§ **TASK GOAL**
The word "Options" marks the lines you need; copy each of them from the data.

DATA TO PROCESS: Begin

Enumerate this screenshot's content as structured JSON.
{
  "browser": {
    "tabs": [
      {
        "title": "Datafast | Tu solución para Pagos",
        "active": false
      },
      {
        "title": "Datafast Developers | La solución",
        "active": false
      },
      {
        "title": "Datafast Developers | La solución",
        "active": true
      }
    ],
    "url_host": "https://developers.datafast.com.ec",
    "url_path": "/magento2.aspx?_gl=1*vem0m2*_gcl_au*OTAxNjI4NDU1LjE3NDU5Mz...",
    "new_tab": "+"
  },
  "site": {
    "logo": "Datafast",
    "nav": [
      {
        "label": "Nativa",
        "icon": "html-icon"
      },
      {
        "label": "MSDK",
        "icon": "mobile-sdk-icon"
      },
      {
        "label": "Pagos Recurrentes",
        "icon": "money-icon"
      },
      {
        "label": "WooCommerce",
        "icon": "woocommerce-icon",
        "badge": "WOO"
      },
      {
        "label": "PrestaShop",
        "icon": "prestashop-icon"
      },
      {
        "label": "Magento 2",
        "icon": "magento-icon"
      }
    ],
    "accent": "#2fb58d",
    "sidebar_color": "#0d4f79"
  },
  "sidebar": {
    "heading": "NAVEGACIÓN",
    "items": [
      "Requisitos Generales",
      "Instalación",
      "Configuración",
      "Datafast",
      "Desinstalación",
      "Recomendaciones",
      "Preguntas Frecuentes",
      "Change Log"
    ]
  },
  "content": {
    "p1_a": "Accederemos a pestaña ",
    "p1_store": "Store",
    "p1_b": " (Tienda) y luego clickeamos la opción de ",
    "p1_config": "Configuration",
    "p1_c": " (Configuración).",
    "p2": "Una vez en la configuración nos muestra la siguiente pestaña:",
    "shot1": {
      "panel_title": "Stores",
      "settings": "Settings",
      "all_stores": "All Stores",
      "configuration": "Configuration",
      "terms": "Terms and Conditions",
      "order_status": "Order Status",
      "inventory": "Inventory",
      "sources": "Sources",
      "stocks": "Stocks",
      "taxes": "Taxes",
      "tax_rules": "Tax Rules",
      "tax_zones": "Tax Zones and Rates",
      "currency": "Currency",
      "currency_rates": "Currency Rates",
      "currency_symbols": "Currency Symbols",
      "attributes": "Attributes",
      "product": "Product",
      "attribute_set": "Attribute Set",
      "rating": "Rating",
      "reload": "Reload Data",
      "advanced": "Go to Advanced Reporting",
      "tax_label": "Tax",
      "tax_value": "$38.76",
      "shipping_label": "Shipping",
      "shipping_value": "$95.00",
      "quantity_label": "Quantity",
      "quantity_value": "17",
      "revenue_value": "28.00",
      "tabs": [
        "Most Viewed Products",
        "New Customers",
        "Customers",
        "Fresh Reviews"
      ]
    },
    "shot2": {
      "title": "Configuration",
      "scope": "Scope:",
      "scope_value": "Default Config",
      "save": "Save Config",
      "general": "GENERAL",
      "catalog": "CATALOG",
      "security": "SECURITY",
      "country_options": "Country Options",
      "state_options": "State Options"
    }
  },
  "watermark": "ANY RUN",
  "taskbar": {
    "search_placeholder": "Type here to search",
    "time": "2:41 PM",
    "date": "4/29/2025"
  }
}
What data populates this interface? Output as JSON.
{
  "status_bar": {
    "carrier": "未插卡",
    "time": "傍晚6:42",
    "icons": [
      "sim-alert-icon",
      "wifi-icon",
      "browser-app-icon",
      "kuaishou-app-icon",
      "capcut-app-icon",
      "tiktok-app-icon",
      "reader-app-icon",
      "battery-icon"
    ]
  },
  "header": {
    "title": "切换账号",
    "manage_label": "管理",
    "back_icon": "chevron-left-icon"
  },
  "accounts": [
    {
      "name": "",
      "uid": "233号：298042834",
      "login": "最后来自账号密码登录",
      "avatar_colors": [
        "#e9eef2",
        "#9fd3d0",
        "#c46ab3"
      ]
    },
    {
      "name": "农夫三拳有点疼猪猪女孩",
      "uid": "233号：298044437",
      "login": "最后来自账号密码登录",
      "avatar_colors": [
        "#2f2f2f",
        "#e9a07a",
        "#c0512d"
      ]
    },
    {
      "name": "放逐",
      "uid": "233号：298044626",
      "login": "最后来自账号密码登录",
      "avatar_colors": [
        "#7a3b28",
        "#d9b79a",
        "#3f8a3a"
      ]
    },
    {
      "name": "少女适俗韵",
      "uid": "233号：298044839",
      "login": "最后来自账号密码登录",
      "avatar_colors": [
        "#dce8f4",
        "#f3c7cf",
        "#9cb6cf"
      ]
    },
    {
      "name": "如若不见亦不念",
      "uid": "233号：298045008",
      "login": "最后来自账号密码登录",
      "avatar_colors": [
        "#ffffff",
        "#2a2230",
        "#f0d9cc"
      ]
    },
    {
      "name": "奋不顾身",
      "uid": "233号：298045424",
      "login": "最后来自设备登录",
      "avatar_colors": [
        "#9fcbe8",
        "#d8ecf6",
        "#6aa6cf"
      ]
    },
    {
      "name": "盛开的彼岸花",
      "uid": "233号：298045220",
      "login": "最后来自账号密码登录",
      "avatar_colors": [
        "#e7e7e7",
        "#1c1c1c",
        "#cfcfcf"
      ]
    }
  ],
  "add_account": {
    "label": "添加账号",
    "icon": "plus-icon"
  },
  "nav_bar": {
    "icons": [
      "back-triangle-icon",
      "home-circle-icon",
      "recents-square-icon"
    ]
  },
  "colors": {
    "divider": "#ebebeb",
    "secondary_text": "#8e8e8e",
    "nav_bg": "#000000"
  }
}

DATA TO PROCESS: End
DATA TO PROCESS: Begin

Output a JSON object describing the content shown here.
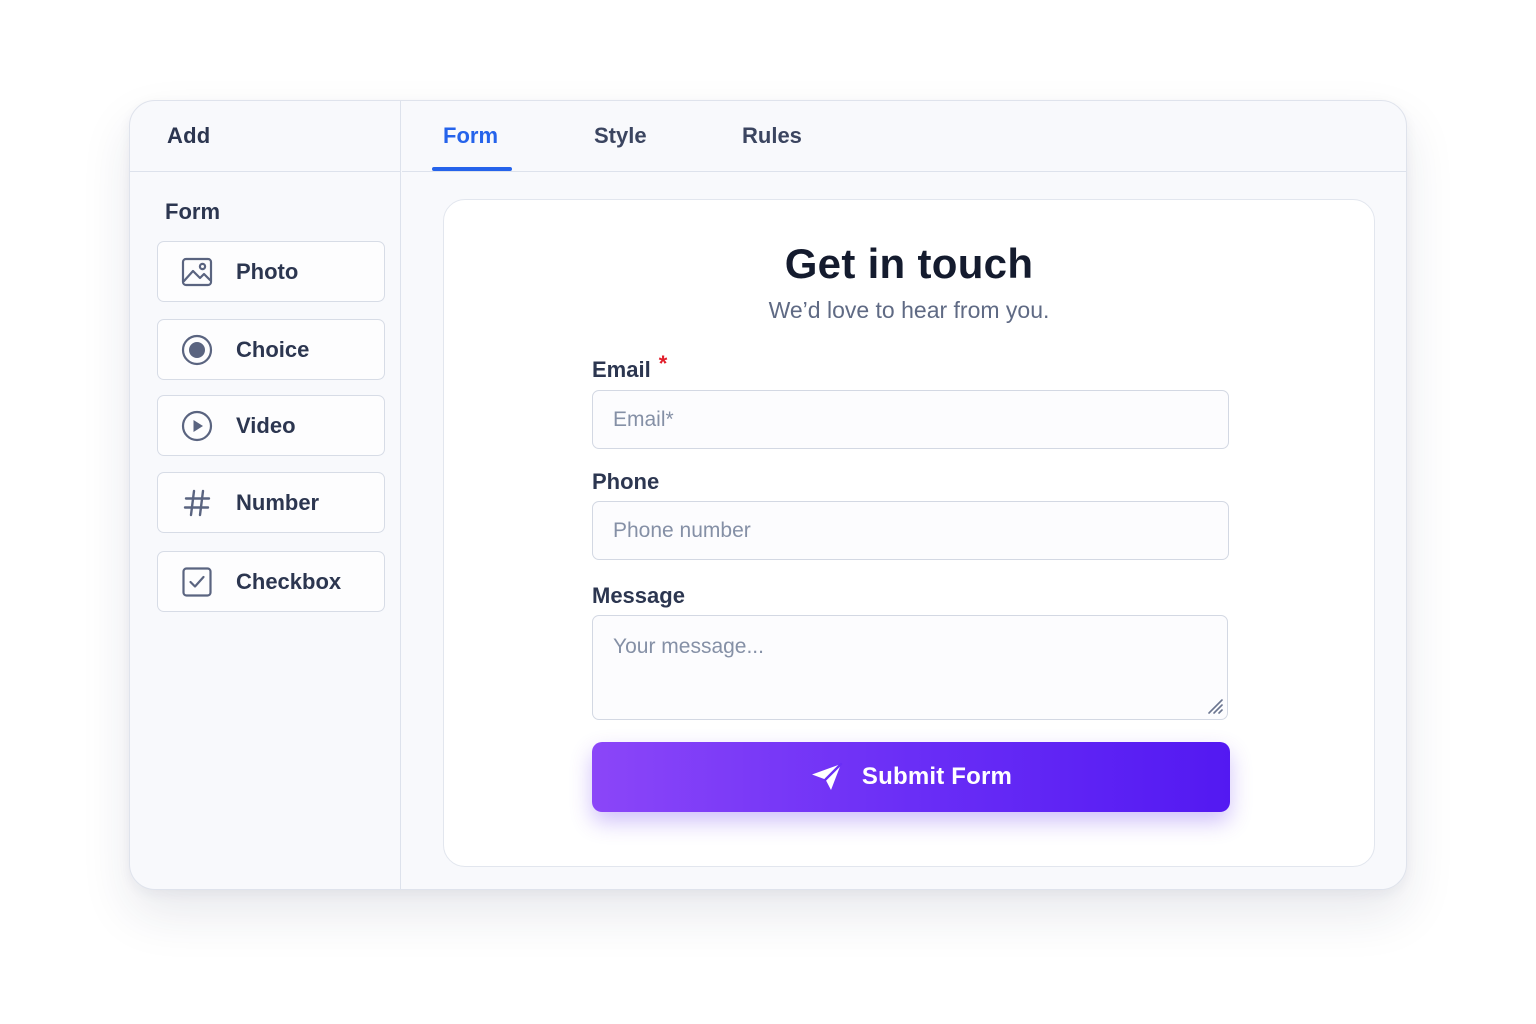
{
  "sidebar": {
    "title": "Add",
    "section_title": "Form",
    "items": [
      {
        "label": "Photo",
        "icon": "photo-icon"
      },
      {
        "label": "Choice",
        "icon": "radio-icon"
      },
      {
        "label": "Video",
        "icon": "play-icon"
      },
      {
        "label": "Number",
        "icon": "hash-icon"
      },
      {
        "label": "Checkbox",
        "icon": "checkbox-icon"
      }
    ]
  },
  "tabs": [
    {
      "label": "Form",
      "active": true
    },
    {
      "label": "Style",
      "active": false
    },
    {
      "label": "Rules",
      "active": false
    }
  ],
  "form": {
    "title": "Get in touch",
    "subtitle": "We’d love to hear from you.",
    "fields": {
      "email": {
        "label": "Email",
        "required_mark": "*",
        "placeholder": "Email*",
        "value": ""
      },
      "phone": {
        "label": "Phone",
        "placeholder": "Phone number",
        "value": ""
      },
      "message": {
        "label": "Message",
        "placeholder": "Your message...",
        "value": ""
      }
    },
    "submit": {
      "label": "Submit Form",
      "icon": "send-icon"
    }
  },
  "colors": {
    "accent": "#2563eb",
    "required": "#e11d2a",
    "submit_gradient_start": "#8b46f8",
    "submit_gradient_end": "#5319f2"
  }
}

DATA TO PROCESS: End

§ **WRITTEN REPLY**
      "country_options": "Country Options",
      "state_options": "State Options"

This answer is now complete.